Peter came to meet me at my home, and though I was really nervous and shy, he is such a warm, friendly person that he made it easy for me.
When we met he immediately hugged me, and then we walked on the beach and had a coffee.
In one way, it was like chatting to a stranger I'd just bumped into, and in another it was like I was in a dream. I had to keep reminding myself the person before me was actually my father.
Physically we look very alike, which helped, and I kept sneaking sideways glances and comparing our noses and the way we smiled.
From that day on, I felt happier than I ever had before. Not only did I know who I was, but I got on with my father really well.
He stayed in the area for a week and we had dinner together a few times, then kept in contact by phone after that. Slowly but surely he started adopting the fatherly role, making sure I had car insurance and had paid my bills, which was lovely.

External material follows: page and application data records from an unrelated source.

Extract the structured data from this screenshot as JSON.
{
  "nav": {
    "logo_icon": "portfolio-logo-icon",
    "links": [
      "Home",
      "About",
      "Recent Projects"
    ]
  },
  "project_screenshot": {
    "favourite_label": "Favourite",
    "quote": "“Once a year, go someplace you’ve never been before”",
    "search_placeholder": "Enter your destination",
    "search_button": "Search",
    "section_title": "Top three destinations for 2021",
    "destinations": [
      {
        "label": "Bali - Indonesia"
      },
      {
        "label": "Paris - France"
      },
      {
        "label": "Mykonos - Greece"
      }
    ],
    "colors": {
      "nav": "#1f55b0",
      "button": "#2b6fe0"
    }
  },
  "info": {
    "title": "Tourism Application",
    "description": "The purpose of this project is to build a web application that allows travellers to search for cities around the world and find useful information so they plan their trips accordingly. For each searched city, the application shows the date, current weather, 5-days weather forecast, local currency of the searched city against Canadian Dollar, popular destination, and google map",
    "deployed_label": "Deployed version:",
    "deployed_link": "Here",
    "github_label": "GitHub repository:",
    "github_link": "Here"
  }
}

It's now five years since we first met and we're very close. Knowing who I really was gave me the confidence to spread my wings without worrying about my identity all the time. I was finally free to be myself and follow my dreams. I'm a stronger and more liberated person than I was before, and have so much more confidence to go out and grab life with both hands.
In the beginning, Peter was reluctant to meet my mum, but in time he has got to know the entire family.
I don't blame my mum at all for what has happened, and my initial anger at her was short-lived. She did what she thought was right and had my best interests at heart. We're very close.
She remarried last December, and Peter came to the wedding. It was one of the proudest moments of my life posing for a photograph with the two of them.
Now, I have a new ambition. Peter's donation led to one other pregnancy, and we would both like to trace my half-brother. The hospital has his name but won't release it to us because of privacy, but we'll keep fighting the red tape.
I believe all donor offspring should have the right to know who their father is. It shouldn't be left to chance the way my life was. I'm just grateful for the day I bumped into a stranger named Peter.